Can Eating Out Make Your Significant Other Jealous?
It is not uncommon for two people that were once romantically involved with one another to get together as friends for the occasional lunch date as a means for catching up.
However, a new study suggests that breaking bread with an ex is more likely to expose the jealous bones of your current love interest than other personal encounters that do not involve food.
Researchers at Cornell University surveyed 79 undergraduates, questioning them about how it would make them feel if the person they were currently dating was to take part in various activities with one of their exes for an hour, including communicating through email, phone, or more personally by getting coffee or a meal at different times of the day.
In addition they asked a secondary group of 74 undergraduates how their “best same-sex friend” would react to the person they were currently dating having outside activities with an ex.
While communicating through email scored as the least threatening form of contact, dinner ranked higher on the potential jealousy charts than lunch, and late-afternoon coffee scored higher than coffee with a past love interest during the late-morning hours.
"For romantic partners left out of a meal, we find a common view that lunch, for example, is not 'just lunch,'" write researchers Kevin Kniffin and Brian Wansink of Cornell University.

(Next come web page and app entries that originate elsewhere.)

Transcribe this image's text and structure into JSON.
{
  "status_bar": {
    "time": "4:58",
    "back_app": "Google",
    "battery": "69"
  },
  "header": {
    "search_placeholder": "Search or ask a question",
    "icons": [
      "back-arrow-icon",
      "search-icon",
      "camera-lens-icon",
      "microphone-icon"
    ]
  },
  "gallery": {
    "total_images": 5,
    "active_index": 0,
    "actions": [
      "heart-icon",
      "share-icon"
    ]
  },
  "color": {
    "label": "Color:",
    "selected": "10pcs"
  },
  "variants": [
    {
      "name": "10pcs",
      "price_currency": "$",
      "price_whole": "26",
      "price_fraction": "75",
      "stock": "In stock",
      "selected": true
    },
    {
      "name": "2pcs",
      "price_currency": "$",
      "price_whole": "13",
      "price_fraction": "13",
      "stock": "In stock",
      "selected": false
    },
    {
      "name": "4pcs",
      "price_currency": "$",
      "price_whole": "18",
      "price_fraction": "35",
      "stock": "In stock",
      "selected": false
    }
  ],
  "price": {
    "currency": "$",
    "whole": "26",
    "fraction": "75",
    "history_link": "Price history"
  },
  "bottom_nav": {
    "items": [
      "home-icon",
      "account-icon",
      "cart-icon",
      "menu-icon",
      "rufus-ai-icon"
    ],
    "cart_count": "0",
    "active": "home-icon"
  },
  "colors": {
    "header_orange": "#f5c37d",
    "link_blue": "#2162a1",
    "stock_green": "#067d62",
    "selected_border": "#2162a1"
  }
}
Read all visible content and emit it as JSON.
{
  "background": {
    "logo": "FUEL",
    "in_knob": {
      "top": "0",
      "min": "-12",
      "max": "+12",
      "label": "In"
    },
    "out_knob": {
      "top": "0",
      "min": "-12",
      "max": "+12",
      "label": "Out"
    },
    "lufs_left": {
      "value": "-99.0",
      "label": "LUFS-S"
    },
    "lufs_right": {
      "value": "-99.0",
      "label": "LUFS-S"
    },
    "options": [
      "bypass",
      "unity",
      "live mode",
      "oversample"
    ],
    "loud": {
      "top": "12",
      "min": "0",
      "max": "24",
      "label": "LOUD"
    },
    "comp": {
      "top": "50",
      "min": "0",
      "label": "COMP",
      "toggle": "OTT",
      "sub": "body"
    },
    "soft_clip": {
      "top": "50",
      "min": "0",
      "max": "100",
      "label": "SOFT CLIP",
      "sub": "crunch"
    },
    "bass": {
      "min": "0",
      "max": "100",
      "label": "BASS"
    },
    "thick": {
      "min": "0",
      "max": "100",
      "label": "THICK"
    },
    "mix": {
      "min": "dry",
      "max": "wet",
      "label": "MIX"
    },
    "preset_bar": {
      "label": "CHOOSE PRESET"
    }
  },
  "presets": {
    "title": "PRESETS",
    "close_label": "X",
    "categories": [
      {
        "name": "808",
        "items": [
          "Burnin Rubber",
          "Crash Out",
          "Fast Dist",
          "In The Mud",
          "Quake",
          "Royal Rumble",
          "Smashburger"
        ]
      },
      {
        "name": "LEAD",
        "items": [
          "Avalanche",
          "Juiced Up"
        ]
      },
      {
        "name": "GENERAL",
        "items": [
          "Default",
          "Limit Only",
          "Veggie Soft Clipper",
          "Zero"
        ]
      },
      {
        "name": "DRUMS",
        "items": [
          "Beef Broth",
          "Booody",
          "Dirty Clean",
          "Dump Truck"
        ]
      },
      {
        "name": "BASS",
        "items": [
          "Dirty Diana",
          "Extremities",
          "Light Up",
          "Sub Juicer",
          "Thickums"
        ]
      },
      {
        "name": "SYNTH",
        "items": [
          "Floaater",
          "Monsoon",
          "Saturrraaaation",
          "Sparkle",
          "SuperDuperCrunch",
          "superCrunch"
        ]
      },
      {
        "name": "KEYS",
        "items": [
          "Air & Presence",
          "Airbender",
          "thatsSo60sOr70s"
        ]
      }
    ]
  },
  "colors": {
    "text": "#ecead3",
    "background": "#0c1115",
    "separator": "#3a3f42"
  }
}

While obvious physical effects of food, such as weight gain, are often studied, researchers suggest that their findings contribute to increasing attention on the influence of food on individual and social behavior.